Psychosis is characterised by severe and distressing changes in self experience. The individual experiences a pervasive sense of interpersonal threat combined with a sense of vulnerability, which undermines basic assumptions of safety, security, intimacy and attachment. Psychosis, as a disorder, signifies, stigmatising negative life trajectories generating feelings of hopelessness or triggering defensive denial and sealing over. Emotional recovery from psychosis is governed by an integration of affective experience, interpersonal adaptation, and constructive help seeking in the face of crisis. A central theory that has been developed to explain the link between emotional distress, adaptation and help seeking is attachment theory. Attachment theory has been one of the most influential concepts in psychology, informing developmental models of human behaviour and interaction as well as approaches to psychopathology and psychotherapy. We argue that attachment theory also has the potential to aid our understanding of key processes in the development and maintenance of psychosis (Liotti & Gumley, 2009). Following a brief description of attachment classification in infancy and adulthood, this chapter will describe the way in which attachment theory can inform our understanding of psychosis. This will be followed by a description of how concepts and ideas from attachment theory can be used to help facilitate recovery.

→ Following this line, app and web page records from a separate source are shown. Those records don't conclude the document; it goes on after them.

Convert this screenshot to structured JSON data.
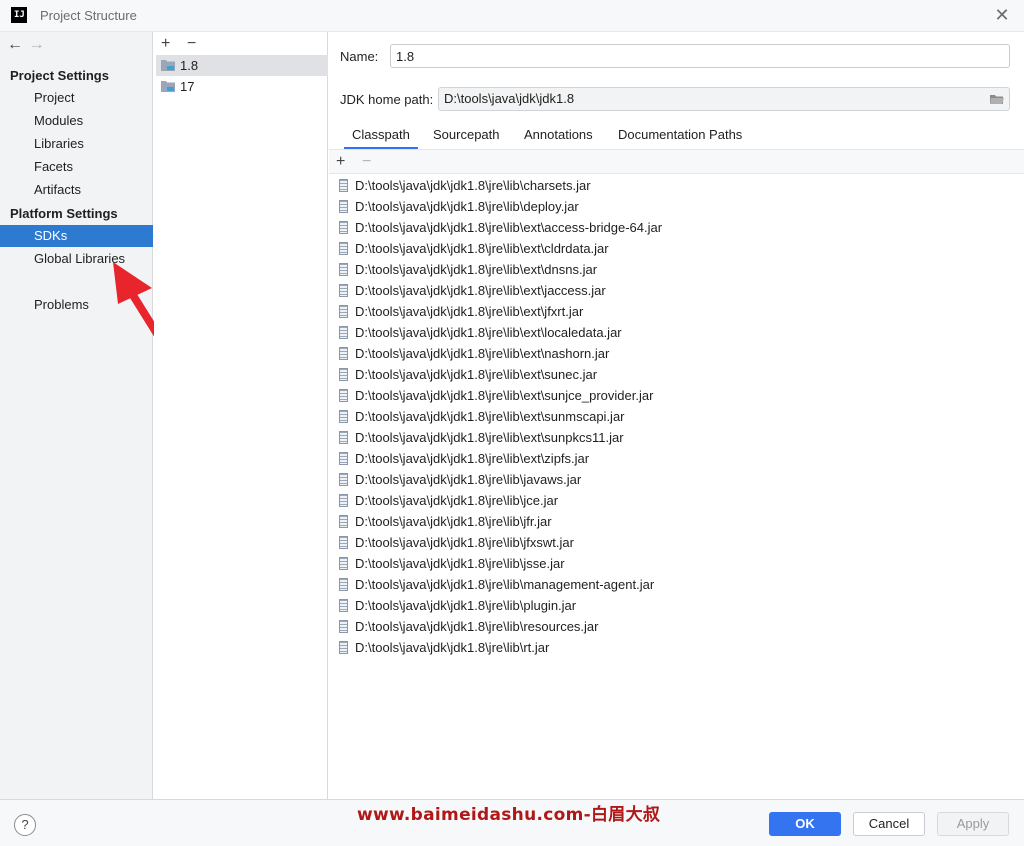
{
  "window": {
    "title": "Project Structure",
    "logo_text": "IJ",
    "close": "✕"
  },
  "nav": {
    "back": "←",
    "forward": "→"
  },
  "sidebar": {
    "project_settings_header": "Project Settings",
    "project_items": [
      "Project",
      "Modules",
      "Libraries",
      "Facets",
      "Artifacts"
    ],
    "platform_settings_header": "Platform Settings",
    "platform_items": [
      "SDKs",
      "Global Libraries"
    ],
    "problems": "Problems",
    "selected": "SDKs"
  },
  "sdk_list": {
    "add": "+",
    "remove": "−",
    "items": [
      "1.8",
      "17"
    ],
    "selected": "1.8"
  },
  "detail": {
    "name_label": "Name:",
    "name_value": "1.8",
    "home_label": "JDK home path:",
    "home_value": "D:\\tools\\java\\jdk\\jdk1.8",
    "tabs": [
      "Classpath",
      "Sourcepath",
      "Annotations",
      "Documentation Paths"
    ],
    "active_tab": "Classpath",
    "paths_add": "+",
    "paths_remove": "−",
    "classpath": [
      "D:\\tools\\java\\jdk\\jdk1.8\\jre\\lib\\charsets.jar",
      "D:\\tools\\java\\jdk\\jdk1.8\\jre\\lib\\deploy.jar",
      "D:\\tools\\java\\jdk\\jdk1.8\\jre\\lib\\ext\\access-bridge-64.jar",
      "D:\\tools\\java\\jdk\\jdk1.8\\jre\\lib\\ext\\cldrdata.jar",
      "D:\\tools\\java\\jdk\\jdk1.8\\jre\\lib\\ext\\dnsns.jar",
      "D:\\tools\\java\\jdk\\jdk1.8\\jre\\lib\\ext\\jaccess.jar",
      "D:\\tools\\java\\jdk\\jdk1.8\\jre\\lib\\ext\\jfxrt.jar",
      "D:\\tools\\java\\jdk\\jdk1.8\\jre\\lib\\ext\\localedata.jar",
      "D:\\tools\\java\\jdk\\jdk1.8\\jre\\lib\\ext\\nashorn.jar",
      "D:\\tools\\java\\jdk\\jdk1.8\\jre\\lib\\ext\\sunec.jar",
      "D:\\tools\\java\\jdk\\jdk1.8\\jre\\lib\\ext\\sunjce_provider.jar",
      "D:\\tools\\java\\jdk\\jdk1.8\\jre\\lib\\ext\\sunmscapi.jar",
      "D:\\tools\\java\\jdk\\jdk1.8\\jre\\lib\\ext\\sunpkcs11.jar",
      "D:\\tools\\java\\jdk\\jdk1.8\\jre\\lib\\ext\\zipfs.jar",
      "D:\\tools\\java\\jdk\\jdk1.8\\jre\\lib\\javaws.jar",
      "D:\\tools\\java\\jdk\\jdk1.8\\jre\\lib\\jce.jar",
      "D:\\tools\\java\\jdk\\jdk1.8\\jre\\lib\\jfr.jar",
      "D:\\tools\\java\\jdk\\jdk1.8\\jre\\lib\\jfxswt.jar",
      "D:\\tools\\java\\jdk\\jdk1.8\\jre\\lib\\jsse.jar",
      "D:\\tools\\java\\jdk\\jdk1.8\\jre\\lib\\management-agent.jar",
      "D:\\tools\\java\\jdk\\jdk1.8\\jre\\lib\\plugin.jar",
      "D:\\tools\\java\\jdk\\jdk1.8\\jre\\lib\\resources.jar",
      "D:\\tools\\java\\jdk\\jdk1.8\\jre\\lib\\rt.jar"
    ]
  },
  "footer": {
    "help": "?",
    "watermark": "www.baimeidashu.com-白眉大叔",
    "ok": "OK",
    "cancel": "Cancel",
    "apply": "Apply"
  },
  "colors": {
    "accent": "#3574f0",
    "selection": "#2f7ad1",
    "annotation_arrow": "#e8242c",
    "watermark": "#b01818"
  }
}
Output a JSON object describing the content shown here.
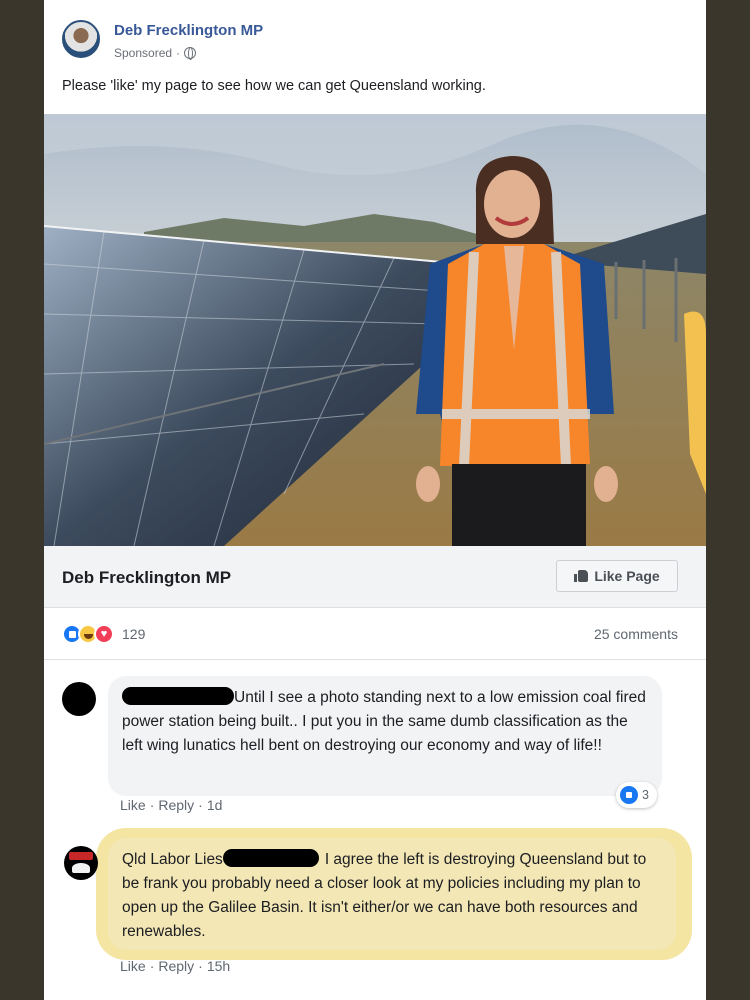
{
  "post": {
    "author": "Deb Frecklington MP",
    "sponsored": "Sponsored",
    "separator": "·",
    "text": "Please 'like' my page to see how we can get Queensland working."
  },
  "link_bar": {
    "page_name": "Deb Frecklington MP",
    "like_button": "Like Page"
  },
  "reactions": {
    "count": "129",
    "comments": "25 comments"
  },
  "comments": [
    {
      "text": "Until I see a photo standing next to a low emission coal fired power station being built.. I put you in the same dumb classification as the left wing lunatics hell bent on destroying our economy and way of life!!",
      "like": "Like",
      "reply": "Reply",
      "time": "1d",
      "reaction_count": "3"
    },
    {
      "author": "Qld Labor Lies",
      "text": "I agree the left is destroying Queensland but to be frank you probably need a closer look at my policies including my plan to open up the Galilee Basin. It isn't either/or we can have both resources and renewables.",
      "like": "Like",
      "reply": "Reply",
      "time": "15h"
    }
  ],
  "colors": {
    "facebook_blue": "#385898",
    "highlight": "#f5e5a3",
    "vest_orange": "#f7862a"
  }
}
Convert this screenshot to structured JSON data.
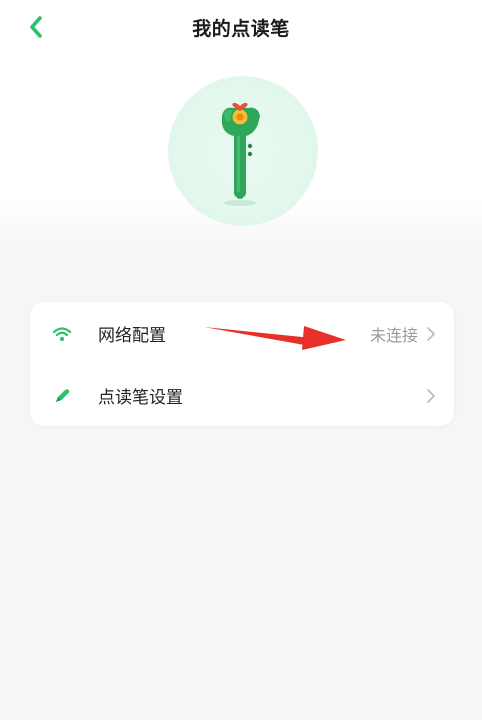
{
  "header": {
    "title": "我的点读笔",
    "back_icon": "chevron-left-icon"
  },
  "hero": {
    "image": "green-reading-pen-illustration"
  },
  "settings": {
    "items": [
      {
        "label": "网络配置",
        "value": "未连接",
        "icon": "wifi-icon"
      },
      {
        "label": "点读笔设置",
        "value": "",
        "icon": "pen-icon"
      }
    ]
  },
  "colors": {
    "accent": "#2cc06d",
    "annotation_arrow": "#e8302a",
    "background": "#f6f6f8",
    "card": "#ffffff",
    "muted_text": "#9a9a9a"
  }
}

|Title of host publication||How Attachment Theory can Inform Clinical Practice|
|Subtitle of host publication||A practical guide|
|Editors||Berry Katherine, Danquah AM|
|Publication status||Published - 2013|